TASK OBJECTIVE: The records below should be copied in full, exactly as shown.
[WORKING DATA]
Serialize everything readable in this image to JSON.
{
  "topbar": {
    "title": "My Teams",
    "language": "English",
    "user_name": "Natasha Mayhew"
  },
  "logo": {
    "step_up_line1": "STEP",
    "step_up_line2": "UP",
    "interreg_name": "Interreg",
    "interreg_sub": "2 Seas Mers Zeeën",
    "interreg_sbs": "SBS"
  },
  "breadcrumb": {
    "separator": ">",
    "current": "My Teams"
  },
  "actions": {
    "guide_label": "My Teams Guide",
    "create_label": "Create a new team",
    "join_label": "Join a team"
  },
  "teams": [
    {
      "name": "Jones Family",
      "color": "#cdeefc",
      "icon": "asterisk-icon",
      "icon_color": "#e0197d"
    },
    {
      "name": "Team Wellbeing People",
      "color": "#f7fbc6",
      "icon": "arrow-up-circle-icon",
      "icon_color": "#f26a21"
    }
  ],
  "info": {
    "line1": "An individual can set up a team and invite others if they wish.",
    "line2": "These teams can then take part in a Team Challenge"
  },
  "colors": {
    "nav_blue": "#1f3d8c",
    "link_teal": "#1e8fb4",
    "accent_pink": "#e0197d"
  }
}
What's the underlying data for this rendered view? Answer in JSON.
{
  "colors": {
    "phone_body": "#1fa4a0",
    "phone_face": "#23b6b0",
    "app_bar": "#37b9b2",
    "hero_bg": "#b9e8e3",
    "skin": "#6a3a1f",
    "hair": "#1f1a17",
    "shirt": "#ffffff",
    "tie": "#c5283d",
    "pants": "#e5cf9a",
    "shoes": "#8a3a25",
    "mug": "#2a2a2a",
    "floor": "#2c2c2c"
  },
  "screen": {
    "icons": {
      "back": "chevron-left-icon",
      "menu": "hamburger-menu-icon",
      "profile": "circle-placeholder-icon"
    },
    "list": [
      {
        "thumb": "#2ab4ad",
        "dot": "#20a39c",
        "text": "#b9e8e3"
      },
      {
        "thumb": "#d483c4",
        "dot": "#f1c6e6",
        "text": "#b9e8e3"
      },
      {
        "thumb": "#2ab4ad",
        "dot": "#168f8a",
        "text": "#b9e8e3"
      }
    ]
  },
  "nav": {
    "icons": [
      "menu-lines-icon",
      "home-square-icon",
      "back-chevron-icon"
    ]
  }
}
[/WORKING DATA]
THE COMPLETED TASK:
Serialize everything readable in this image to JSON.
{
  "topbar": {
    "title": "My Teams",
    "language": "English",
    "user_name": "Natasha Mayhew"
  },
  "logo": {
    "step_up_line1": "STEP",
    "step_up_line2": "UP",
    "interreg_name": "Interreg",
    "interreg_sub": "2 Seas Mers Zeeën",
    "interreg_sbs": "SBS"
  },
  "breadcrumb": {
    "separator": ">",
    "current": "My Teams"
  },
  "actions": {
    "guide_label": "My Teams Guide",
    "create_label": "Create a new team",
    "join_label": "Join a team"
  },
  "teams": [
    {
      "name": "Jones Family",
      "color": "#cdeefc",
      "icon": "asterisk-icon",
      "icon_color": "#e0197d"
    },
    {
      "name": "Team Wellbeing People",
      "color": "#f7fbc6",
      "icon": "arrow-up-circle-icon",
      "icon_color": "#f26a21"
    }
  ],
  "info": {
    "line1": "An individual can set up a team and invite others if they wish.",
    "line2": "These teams can then take part in a Team Challenge"
  },
  "colors": {
    "nav_blue": "#1f3d8c",
    "link_teal": "#1e8fb4",
    "accent_pink": "#e0197d"
  }
}
What's the underlying data for this rendered view? Answer in JSON.
{
  "colors": {
    "phone_body": "#1fa4a0",
    "phone_face": "#23b6b0",
    "app_bar": "#37b9b2",
    "hero_bg": "#b9e8e3",
    "skin": "#6a3a1f",
    "hair": "#1f1a17",
    "shirt": "#ffffff",
    "tie": "#c5283d",
    "pants": "#e5cf9a",
    "shoes": "#8a3a25",
    "mug": "#2a2a2a",
    "floor": "#2c2c2c"
  },
  "screen": {
    "icons": {
      "back": "chevron-left-icon",
      "menu": "hamburger-menu-icon",
      "profile": "circle-placeholder-icon"
    },
    "list": [
      {
        "thumb": "#2ab4ad",
        "dot": "#20a39c",
        "text": "#b9e8e3"
      },
      {
        "thumb": "#d483c4",
        "dot": "#f1c6e6",
        "text": "#b9e8e3"
      },
      {
        "thumb": "#2ab4ad",
        "dot": "#168f8a",
        "text": "#b9e8e3"
      }
    ]
  },
  "nav": {
    "icons": [
      "menu-lines-icon",
      "home-square-icon",
      "back-chevron-icon"
    ]
  }
}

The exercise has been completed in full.